[Opening THE DATA section]
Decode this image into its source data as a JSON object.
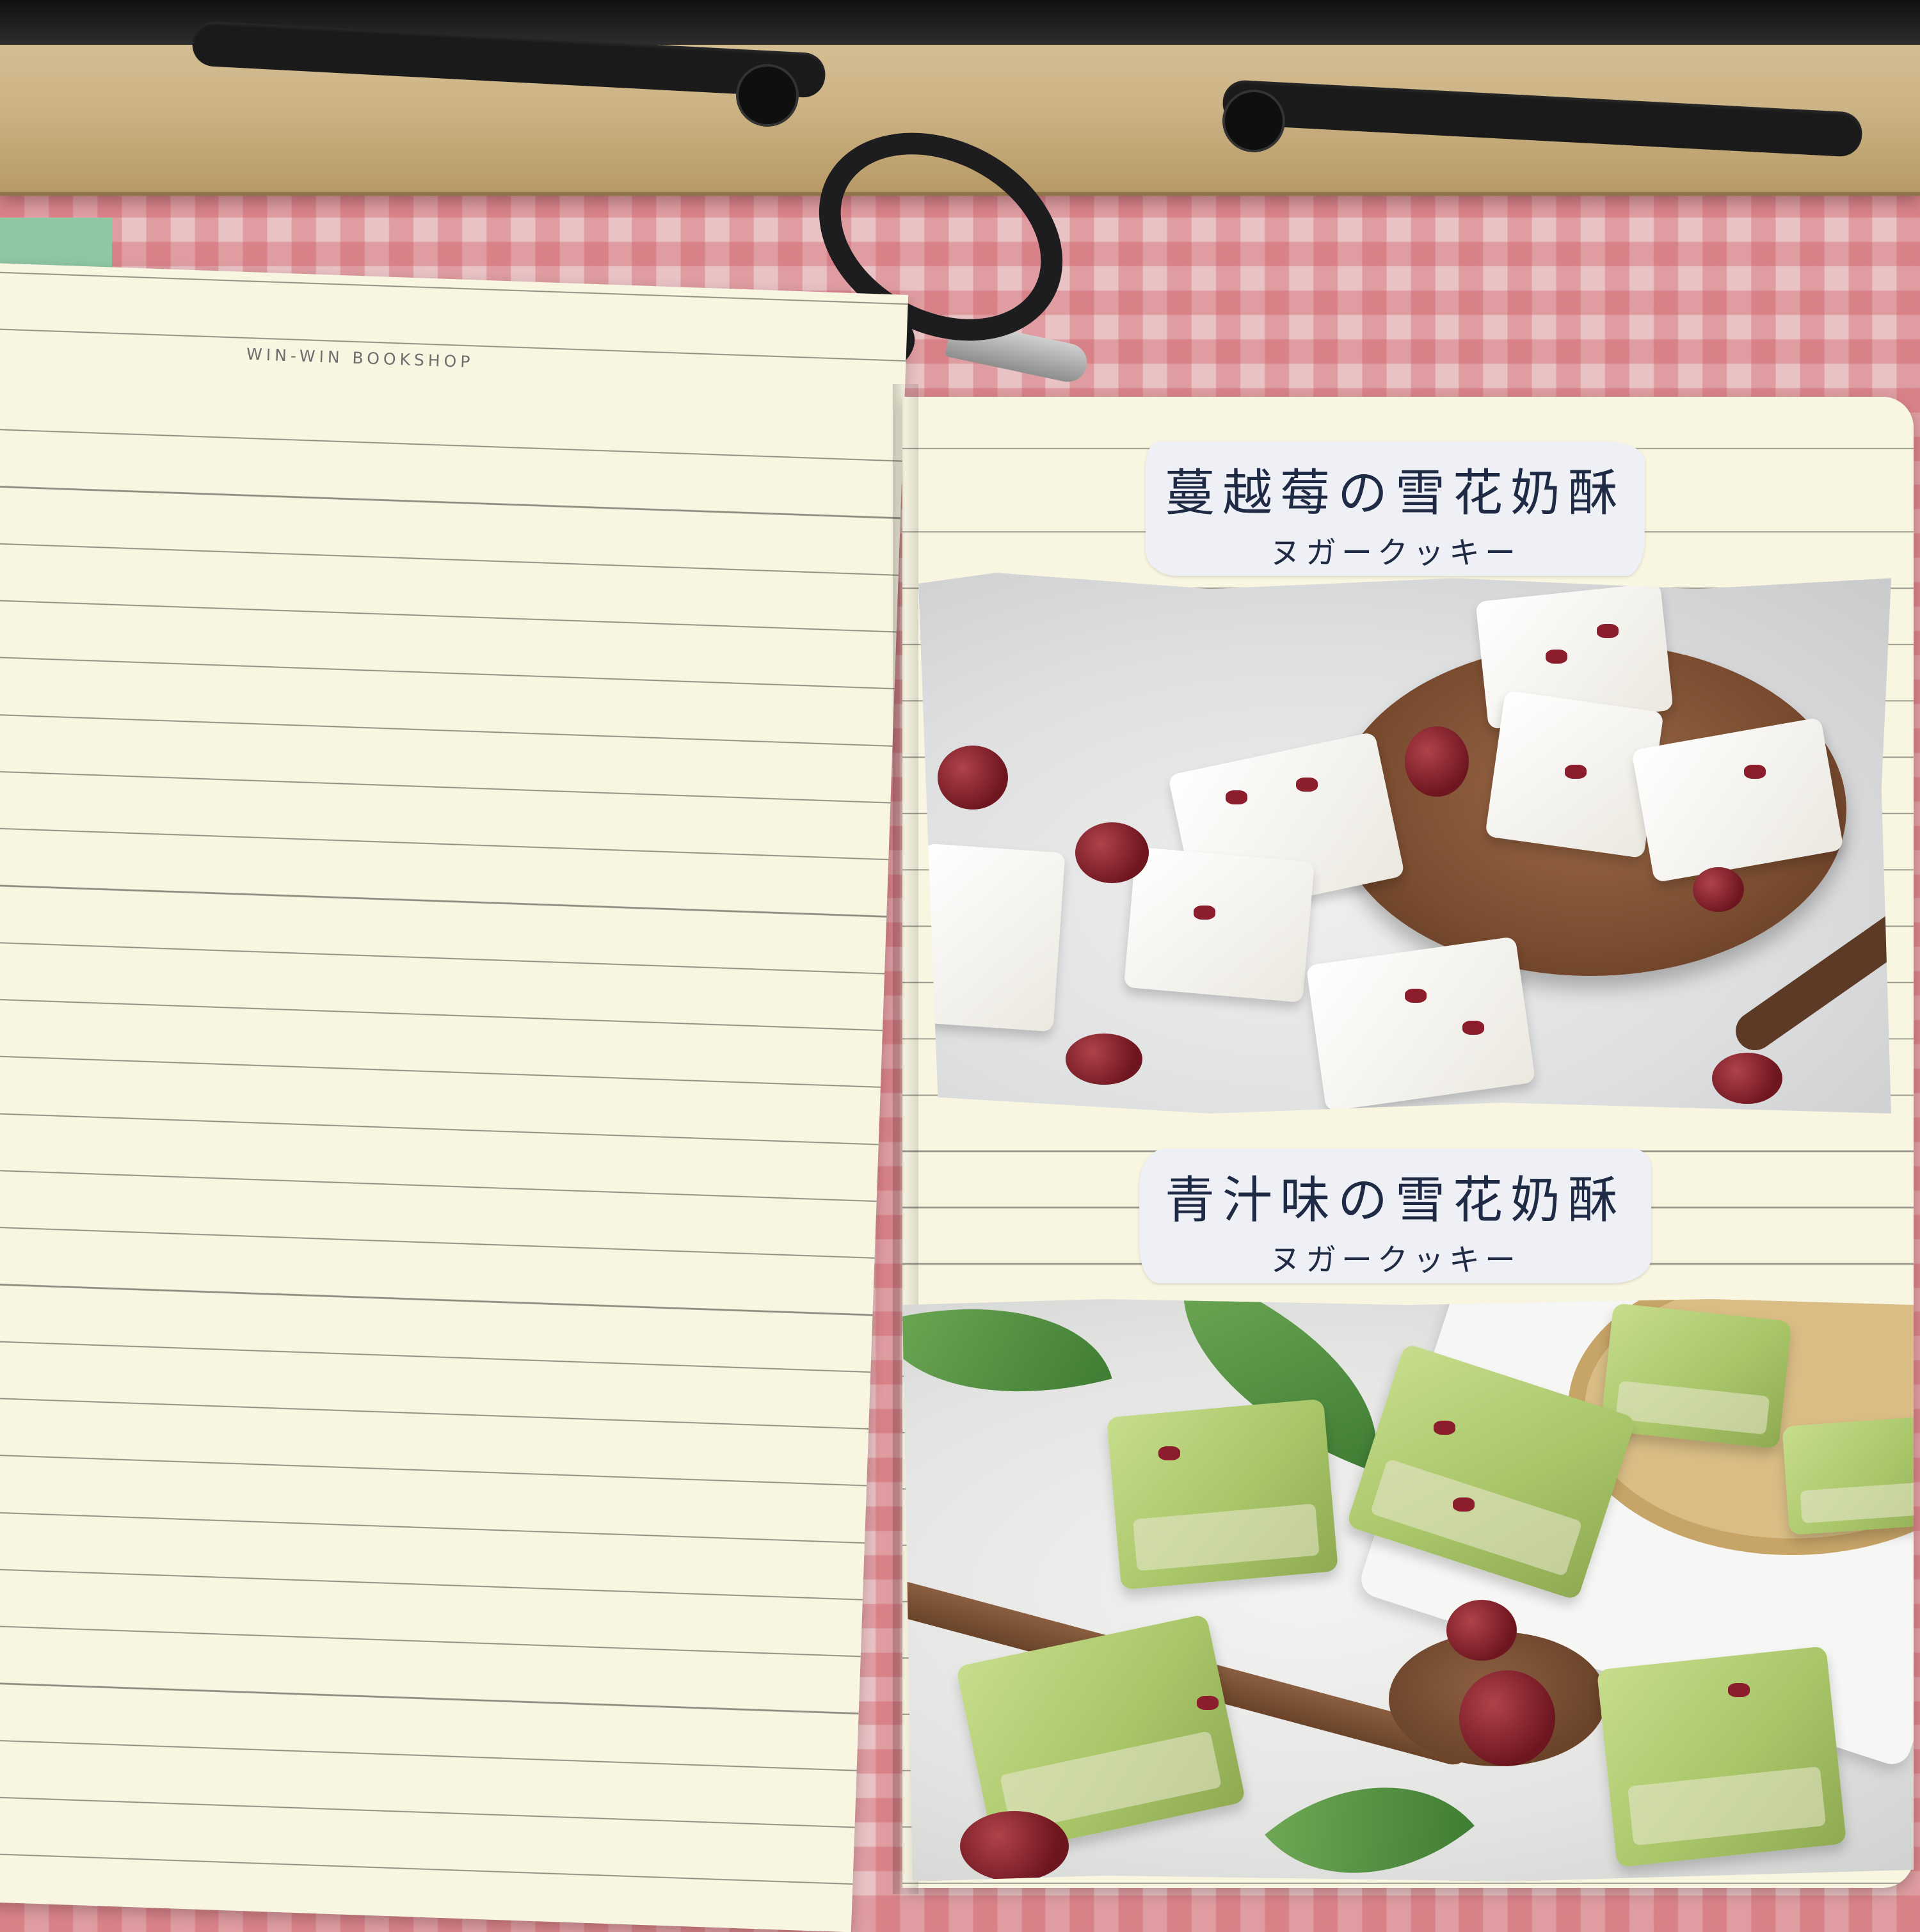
{
  "notebook": {
    "brand": "WIN-WIN BOOKSHOP"
  },
  "labels": [
    {
      "chinese": "蔓越莓の雪花奶酥",
      "japanese": "ヌガークッキー"
    },
    {
      "chinese": "青汁味の雪花奶酥",
      "japanese": "ヌガークッキー"
    }
  ]
}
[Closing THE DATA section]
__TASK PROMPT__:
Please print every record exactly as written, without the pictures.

__RESPONSE AREA__:
Decode this image into its source data as a JSON object.
{
  "notebook": {
    "brand": "WIN-WIN BOOKSHOP"
  },
  "labels": [
    {
      "chinese": "蔓越莓の雪花奶酥",
      "japanese": "ヌガークッキー"
    },
    {
      "chinese": "青汁味の雪花奶酥",
      "japanese": "ヌガークッキー"
    }
  ]
}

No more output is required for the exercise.